Words and photographs cannot describe the magnificence of the Mongolian steppes. It was a five hour bumpy drive to our camp, 300 km beyond the capital, traversing vast sweeping plains without fences, trees and often any other living thing in sight. At the crest of every hill another stunning vista greets you, a landscape criss-crossed by a thousand roads as the Mongols ‘make their own’ road when other tracks get cut up.
At times we shared the road with herds of wild horses, goats or cows, watched over by Mongol horsemen mounted on wooden saddles, in their traditional clothes and long boots: unbelievably beautiful and sexy.

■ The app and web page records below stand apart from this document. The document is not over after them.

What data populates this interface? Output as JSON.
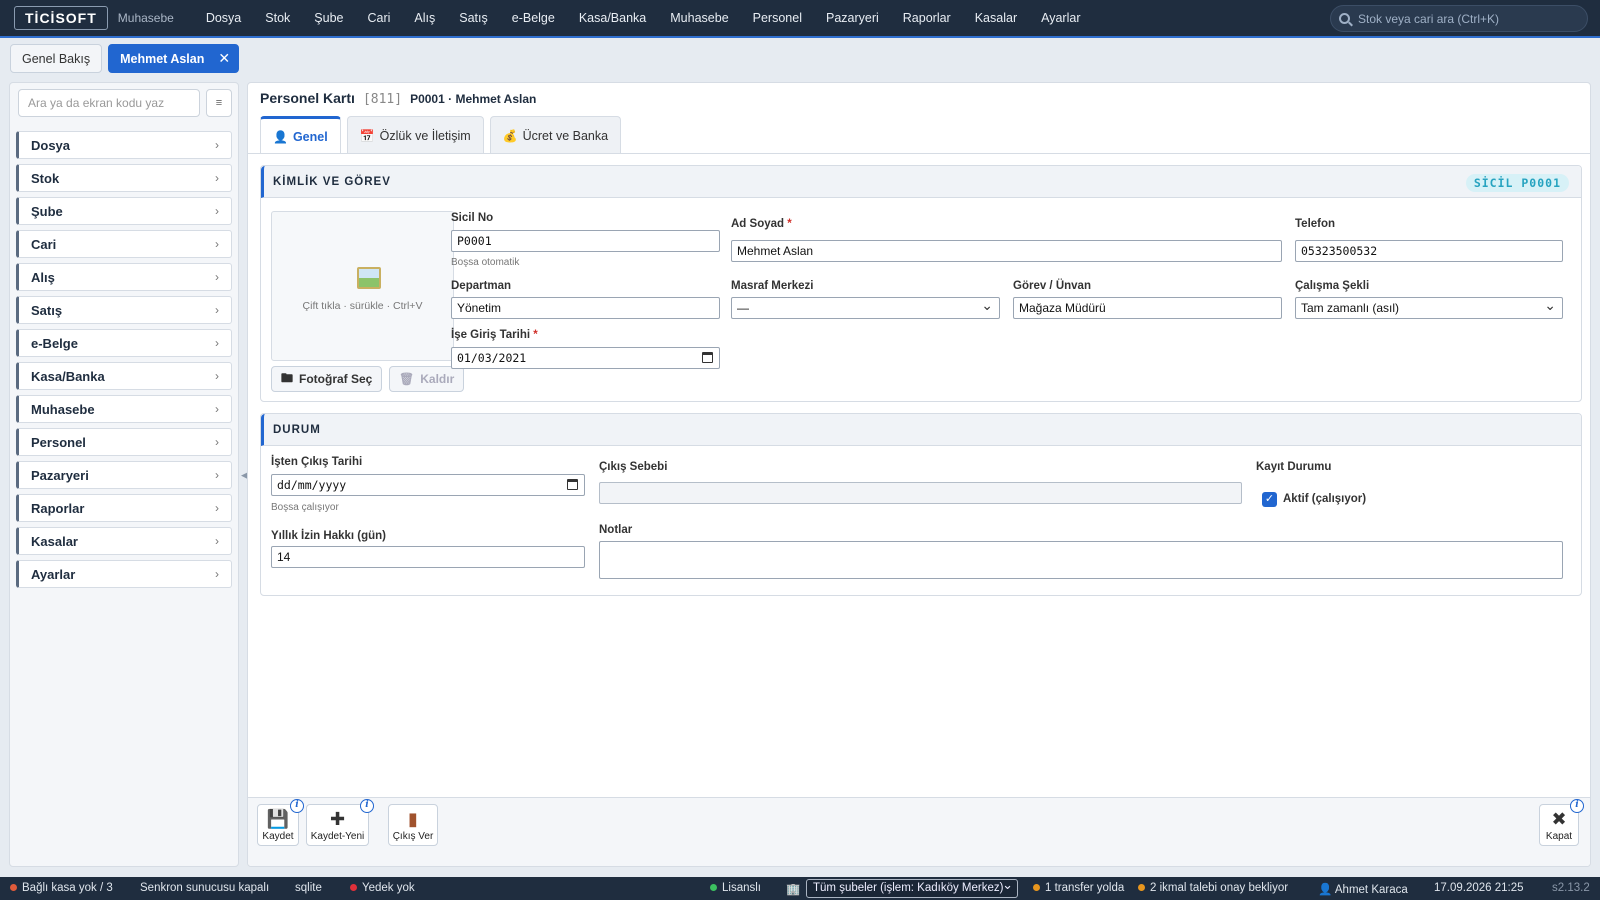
{
  "app": {
    "logo": "TİCİSOFT",
    "module": "Muhasebe"
  },
  "menu": [
    "Dosya",
    "Stok",
    "Şube",
    "Cari",
    "Alış",
    "Satış",
    "e-Belge",
    "Kasa/Banka",
    "Muhasebe",
    "Personel",
    "Pazaryeri",
    "Raporlar",
    "Kasalar",
    "Ayarlar"
  ],
  "top_search": {
    "placeholder": "Stok veya cari ara (Ctrl+K)"
  },
  "doc_tabs": [
    {
      "label": "Genel Bakış",
      "active": false
    },
    {
      "label": "Mehmet Aslan",
      "active": true,
      "close": "✕"
    }
  ],
  "sidebar": {
    "search_placeholder": "Ara ya da ekran kodu yaz",
    "items": [
      "Dosya",
      "Stok",
      "Şube",
      "Cari",
      "Alış",
      "Satış",
      "e-Belge",
      "Kasa/Banka",
      "Muhasebe",
      "Personel",
      "Pazaryeri",
      "Raporlar",
      "Kasalar",
      "Ayarlar"
    ]
  },
  "form": {
    "title": "Personel Kartı",
    "code": "[811]",
    "record": "P0001 · Mehmet Aslan",
    "tabs": [
      {
        "label": "Genel",
        "icon": "👤",
        "active": true
      },
      {
        "label": "Özlük ve İletişim",
        "icon": "📅",
        "active": false
      },
      {
        "label": "Ücret ve Banka",
        "icon": "💰",
        "active": false
      }
    ]
  },
  "identity": {
    "header": "KİMLİK VE GÖREV",
    "badge": "SİCİL P0001",
    "photo_hint": "Çift tıkla · sürükle · Ctrl+V",
    "photo_select": "Fotoğraf Seç",
    "photo_remove": "Kaldır",
    "sicil_label": "Sicil No",
    "sicil_value": "P0001",
    "sicil_hint": "Boşsa otomatik",
    "ad_label": "Ad Soyad",
    "ad_value": "Mehmet Aslan",
    "telefon_label": "Telefon",
    "telefon_value": "05323500532",
    "departman_label": "Departman",
    "departman_value": "Yönetim",
    "masraf_label": "Masraf Merkezi",
    "masraf_value": "—",
    "gorev_label": "Görev / Ünvan",
    "gorev_value": "Mağaza Müdürü",
    "calisma_label": "Çalışma Şekli",
    "calisma_value": "Tam zamanlı (asıl)",
    "giris_label": "İşe Giriş Tarihi",
    "giris_value": "01/03/2021",
    "required_mark": "*"
  },
  "status": {
    "header": "DURUM",
    "cikis_tarih_label": "İşten Çıkış Tarihi",
    "cikis_tarih_value": "dd/mm/yyyy",
    "cikis_tarih_hint": "Boşsa çalışıyor",
    "cikis_sebep_label": "Çıkış Sebebi",
    "cikis_sebep_value": "",
    "kayit_label": "Kayıt Durumu",
    "aktif_label": "Aktif (çalışıyor)",
    "aktif_checked": true,
    "izin_label": "Yıllık İzin Hakkı (gün)",
    "izin_value": "14",
    "notlar_label": "Notlar",
    "notlar_value": ""
  },
  "actions": {
    "save": "Kaydet",
    "save_new": "Kaydet-Yeni",
    "exit": "Çıkış Ver",
    "close": "Kapat",
    "info": "i"
  },
  "statusbar": {
    "kasa": "Bağlı kasa yok / 3",
    "sync": "Senkron sunucusu kapalı",
    "db": "sqlite",
    "backup": "Yedek yok",
    "license": "Lisanslı",
    "branch": "Tüm şubeler (işlem: Kadıköy Merkez)",
    "transfer": "1 transfer yolda",
    "ikmal": "2 ikmal talebi onay bekliyor",
    "user": "Ahmet Karaca",
    "datetime": "17.09.2026 21:25",
    "version": "s2.13.2"
  },
  "colors": {
    "accent": "#2166d0",
    "topbar": "#1f2d3f",
    "badge_text": "#27a3c0",
    "required": "#d0302a"
  }
}
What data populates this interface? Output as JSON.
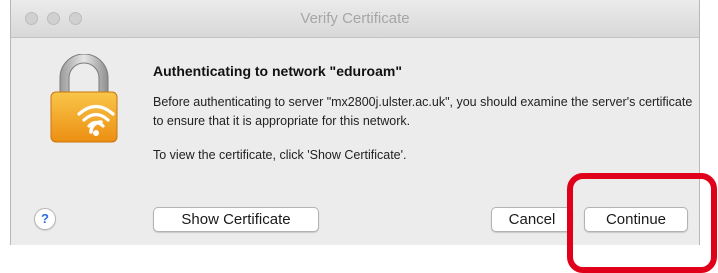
{
  "window": {
    "title": "Verify Certificate"
  },
  "dialog": {
    "heading": "Authenticating to network \"eduroam\"",
    "body": "Before authenticating to server \"mx2800j.ulster.ac.uk\", you should examine the server's certificate to ensure that it is appropriate for this network.",
    "hint": "To view the certificate, click 'Show Certificate'.",
    "icon": "lock-wifi-icon"
  },
  "buttons": {
    "help_label": "?",
    "show_certificate_label": "Show Certificate",
    "cancel_label": "Cancel",
    "continue_label": "Continue"
  },
  "annotation": {
    "highlight_color": "#e0001a",
    "highlights": "continue-button"
  },
  "colors": {
    "window_background": "#ececec",
    "lock_body": "#f2a21c",
    "help_icon": "#2f6fdb"
  }
}
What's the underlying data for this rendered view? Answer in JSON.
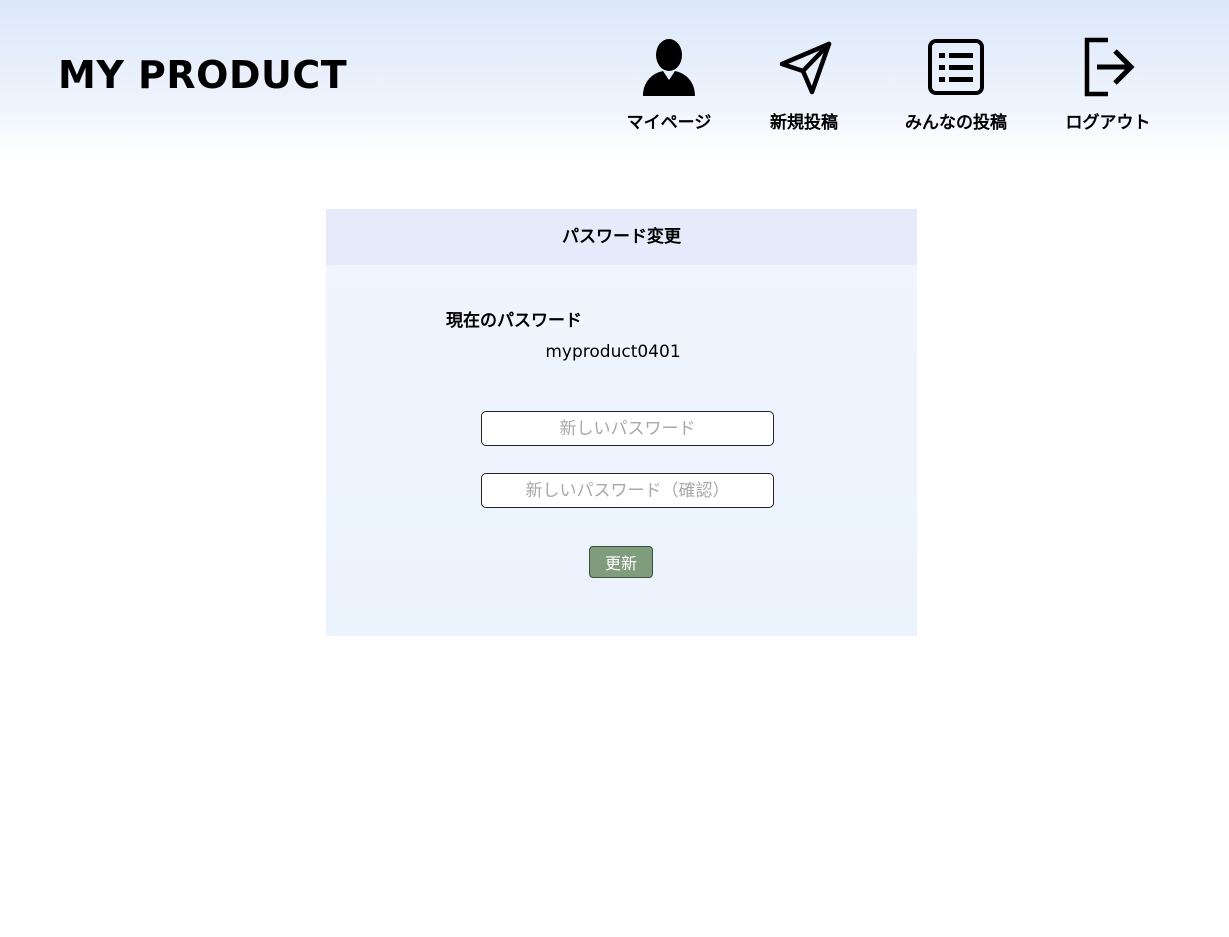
{
  "header": {
    "logo": "MY PRODUCT",
    "nav": [
      {
        "label": "マイページ",
        "icon": "user-icon"
      },
      {
        "label": "新規投稿",
        "icon": "send-icon"
      },
      {
        "label": "みんなの投稿",
        "icon": "list-icon"
      },
      {
        "label": "ログアウト",
        "icon": "logout-icon"
      }
    ]
  },
  "form": {
    "title": "パスワード変更",
    "current_label": "現在のパスワード",
    "current_value": "myproduct0401",
    "new_password_placeholder": "新しいパスワード",
    "confirm_password_placeholder": "新しいパスワード（確認）",
    "submit_label": "更新"
  },
  "colors": {
    "header_top": "#dbe7f9",
    "card_header": "#e6ebfb",
    "card_body": "#eef4fd",
    "button": "#7f9c7c"
  }
}
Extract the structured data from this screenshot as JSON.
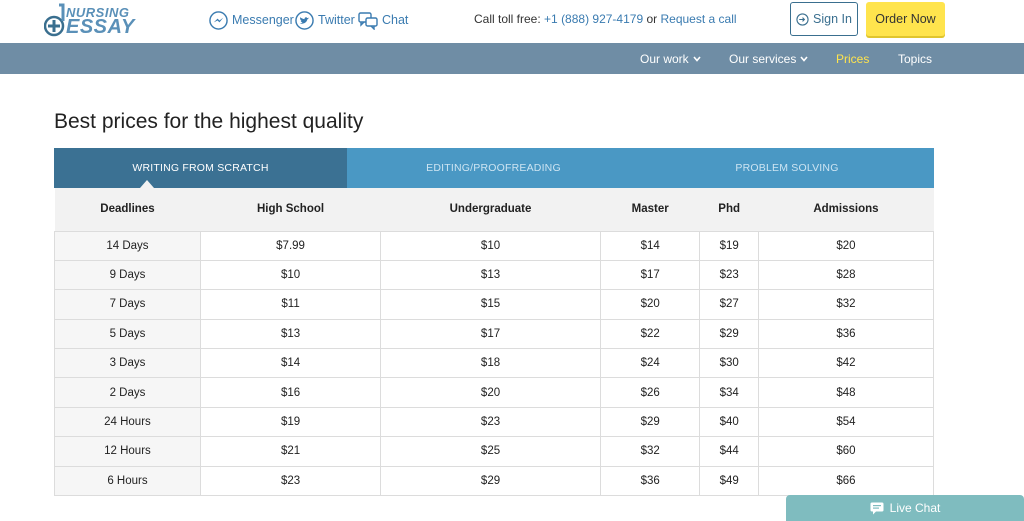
{
  "brand": {
    "line1": "NURSING",
    "line2": "ESSAY"
  },
  "social": {
    "messenger": "Messenger",
    "twitter": "Twitter",
    "chat": "Chat"
  },
  "contact": {
    "prefix": "Call toll free:",
    "phone": "+1 (888) 927-4179",
    "or": "or",
    "request": "Request a call"
  },
  "buttons": {
    "sign_in": "Sign In",
    "order_now": "Order Now"
  },
  "nav": {
    "our_work": "Our work",
    "our_services": "Our services",
    "prices": "Prices",
    "topics": "Topics"
  },
  "page": {
    "title": "Best prices for the highest quality"
  },
  "tabs": [
    "WRITING FROM SCRATCH",
    "EDITING/PROOFREADING",
    "PROBLEM SOLVING"
  ],
  "table": {
    "headers": [
      "Deadlines",
      "High School",
      "Undergraduate",
      "Master",
      "Phd",
      "Admissions"
    ],
    "rows": [
      [
        "14 Days",
        "$7.99",
        "$10",
        "$14",
        "$19",
        "$20"
      ],
      [
        "9 Days",
        "$10",
        "$13",
        "$17",
        "$23",
        "$28"
      ],
      [
        "7 Days",
        "$11",
        "$15",
        "$20",
        "$27",
        "$32"
      ],
      [
        "5 Days",
        "$13",
        "$17",
        "$22",
        "$29",
        "$36"
      ],
      [
        "3 Days",
        "$14",
        "$18",
        "$24",
        "$30",
        "$42"
      ],
      [
        "2 Days",
        "$16",
        "$20",
        "$26",
        "$34",
        "$48"
      ],
      [
        "24 Hours",
        "$19",
        "$23",
        "$29",
        "$40",
        "$54"
      ],
      [
        "12 Hours",
        "$21",
        "$25",
        "$32",
        "$44",
        "$60"
      ],
      [
        "6 Hours",
        "$23",
        "$29",
        "$36",
        "$49",
        "$66"
      ]
    ]
  },
  "live_chat": "Live Chat",
  "colors": {
    "nav_bg": "#6f8da5",
    "tab_active": "#3b7193",
    "tab_bg": "#4a98c4",
    "accent_yellow": "#ffe44d",
    "link_blue": "#3a7bb0",
    "live_chat_bg": "#7fbcbf"
  },
  "icons": {
    "logo": "medical-cross-icon",
    "messenger": "messenger-icon",
    "twitter": "twitter-bird-icon",
    "chat": "chat-bubbles-icon",
    "sign_in": "sign-in-icon",
    "chevron": "chevron-down-icon",
    "live_chat": "chat-bubble-icon"
  }
}
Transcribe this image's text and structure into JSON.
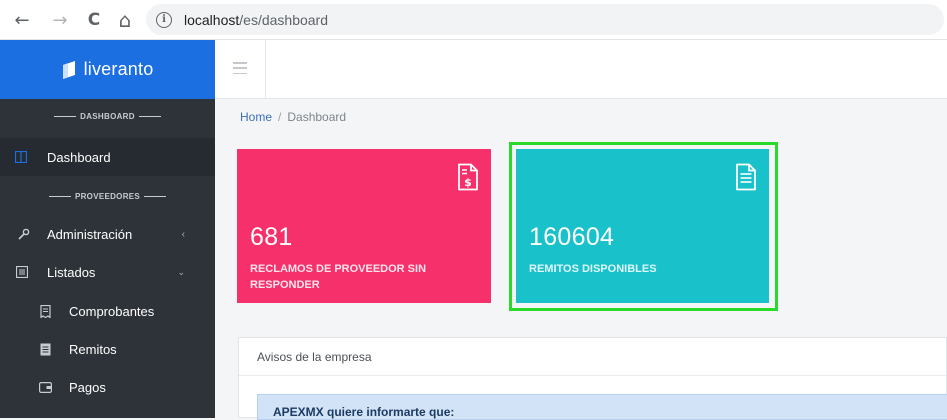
{
  "browser": {
    "url_host": "localhost",
    "url_path": "/es/dashboard",
    "back_icon": "←",
    "forward_icon": "→",
    "reload_icon": "C",
    "home_icon": "⌂",
    "info_icon": "i"
  },
  "brand": {
    "name": "liveranto"
  },
  "sidebar": {
    "section_dashboard": "DASHBOARD",
    "section_proveedores": "PROVEEDORES",
    "items": [
      {
        "label": "Dashboard",
        "icon": "columns-icon"
      },
      {
        "label": "Administración",
        "icon": "wrench-icon"
      },
      {
        "label": "Listados",
        "icon": "list-icon"
      },
      {
        "label": "Comprobantes",
        "icon": "receipt-icon"
      },
      {
        "label": "Remitos",
        "icon": "document-icon"
      },
      {
        "label": "Pagos",
        "icon": "wallet-icon"
      }
    ]
  },
  "breadcrumb": {
    "home": "Home",
    "separator": "/",
    "current": "Dashboard"
  },
  "cards": [
    {
      "number": "681",
      "label": "RECLAMOS DE PROVEEDOR SIN RESPONDER",
      "color": "#f5306b",
      "icon": "invoice-dollar-icon"
    },
    {
      "number": "160604",
      "label": "REMITOS DISPONIBLES",
      "color": "#19c1ca",
      "icon": "file-text-icon"
    }
  ],
  "panel": {
    "title": "Avisos de la empresa",
    "notice": "APEXMX quiere informarte que:"
  },
  "colors": {
    "brand_blue": "#1c6fe0",
    "sidebar_bg": "#2d3338",
    "highlight_green": "#2bd92b"
  }
}
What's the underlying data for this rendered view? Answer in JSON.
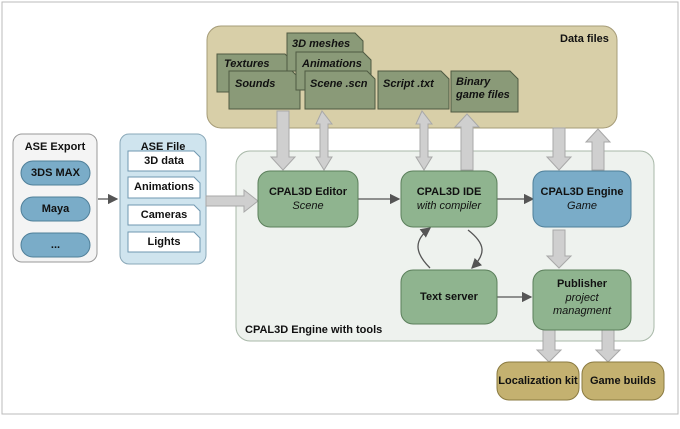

Asleep at night in the felt tent, all was quiet except for the pounding hooves of Mongol horses trotting past.
We were welcomed into a nomadic family’s yurt or ger, where these stunningly beautiful people demonstrated their warmth and hospitality by sharing food and drink, dressing me up in a gorgeous hand-sewn ceremonial costume, and laughing with us as we grappled with the wooden saddles when riding their horses.
Occasionally the outside world became apparent on the steppes – the young Mongols chatting away on mobile phones, satellite dishes outside gers and a shopkeeper near an ancient temple in the middle of nowhere reading Harry Potter and the Deathly Hallows.
However, in the ancient temples and on the steppes of Mongolia, an overwhelming sense of serenity remained pervasive. What a magical and astounding country!